### [Task prompt]
An exact copy of every entry is needed, without the pictures.

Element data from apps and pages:
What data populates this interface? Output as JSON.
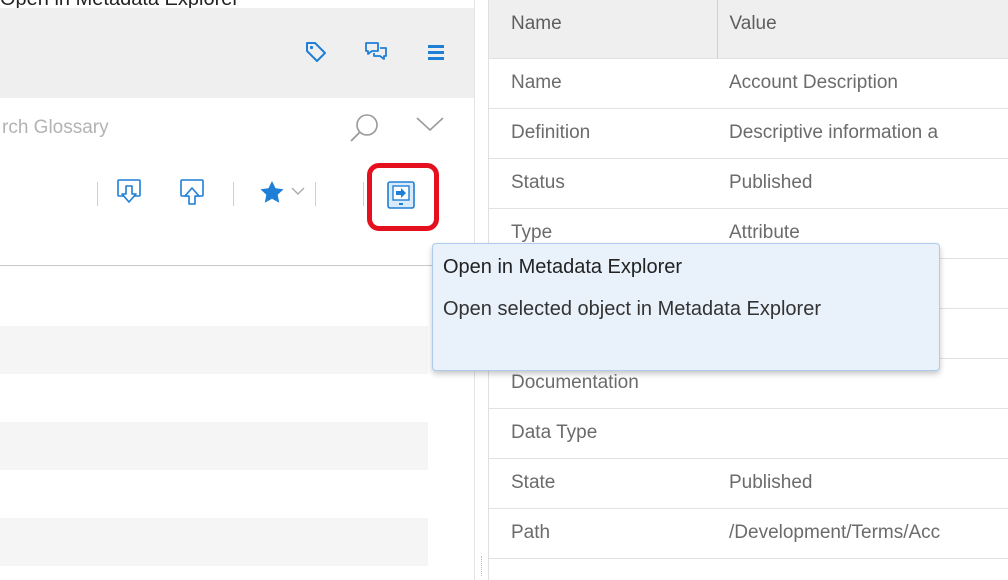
{
  "top_fragment": "Open in Metadata Explorer",
  "left_panel": {
    "header_icons": [
      "tag-icon",
      "comments-icon",
      "menu-icon"
    ],
    "search": {
      "placeholder": "Search Glossary",
      "visible_text": "rch Glossary"
    },
    "toolbar_icons": [
      "import-icon",
      "export-icon",
      "favorite-star-icon",
      "favorite-dropdown-icon",
      "open-in-metadata-explorer-icon"
    ]
  },
  "properties": {
    "headers": {
      "name": "Name",
      "value": "Value"
    },
    "rows": [
      {
        "name": "Name",
        "value": "Account Description"
      },
      {
        "name": "Definition",
        "value": "Descriptive information a"
      },
      {
        "name": "Status",
        "value": "Published"
      },
      {
        "name": "Type",
        "value": "Attribute"
      },
      {
        "name": "",
        "value": ""
      },
      {
        "name": "",
        "value": ""
      },
      {
        "name": "Documentation",
        "value": ""
      },
      {
        "name": "Data Type",
        "value": ""
      },
      {
        "name": "State",
        "value": "Published"
      },
      {
        "name": "Path",
        "value": "/Development/Terms/Acc"
      }
    ]
  },
  "tooltip": {
    "title": "Open in Metadata Explorer",
    "body": "Open selected object in Metadata Explorer"
  },
  "colors": {
    "accent_blue": "#1f7fd6",
    "highlight_red": "#e4101e",
    "tooltip_bg": "#e9f1fb"
  }
}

### [Solution]
What data populates this interface? Output as JSON.
{
  "top_fragment": "Open in Metadata Explorer",
  "left_panel": {
    "header_icons": [
      "tag-icon",
      "comments-icon",
      "menu-icon"
    ],
    "search": {
      "placeholder": "Search Glossary",
      "visible_text": "rch Glossary"
    },
    "toolbar_icons": [
      "import-icon",
      "export-icon",
      "favorite-star-icon",
      "favorite-dropdown-icon",
      "open-in-metadata-explorer-icon"
    ]
  },
  "properties": {
    "headers": {
      "name": "Name",
      "value": "Value"
    },
    "rows": [
      {
        "name": "Name",
        "value": "Account Description"
      },
      {
        "name": "Definition",
        "value": "Descriptive information a"
      },
      {
        "name": "Status",
        "value": "Published"
      },
      {
        "name": "Type",
        "value": "Attribute"
      },
      {
        "name": "",
        "value": ""
      },
      {
        "name": "",
        "value": ""
      },
      {
        "name": "Documentation",
        "value": ""
      },
      {
        "name": "Data Type",
        "value": ""
      },
      {
        "name": "State",
        "value": "Published"
      },
      {
        "name": "Path",
        "value": "/Development/Terms/Acc"
      }
    ]
  },
  "tooltip": {
    "title": "Open in Metadata Explorer",
    "body": "Open selected object in Metadata Explorer"
  },
  "colors": {
    "accent_blue": "#1f7fd6",
    "highlight_red": "#e4101e",
    "tooltip_bg": "#e9f1fb"
  }
}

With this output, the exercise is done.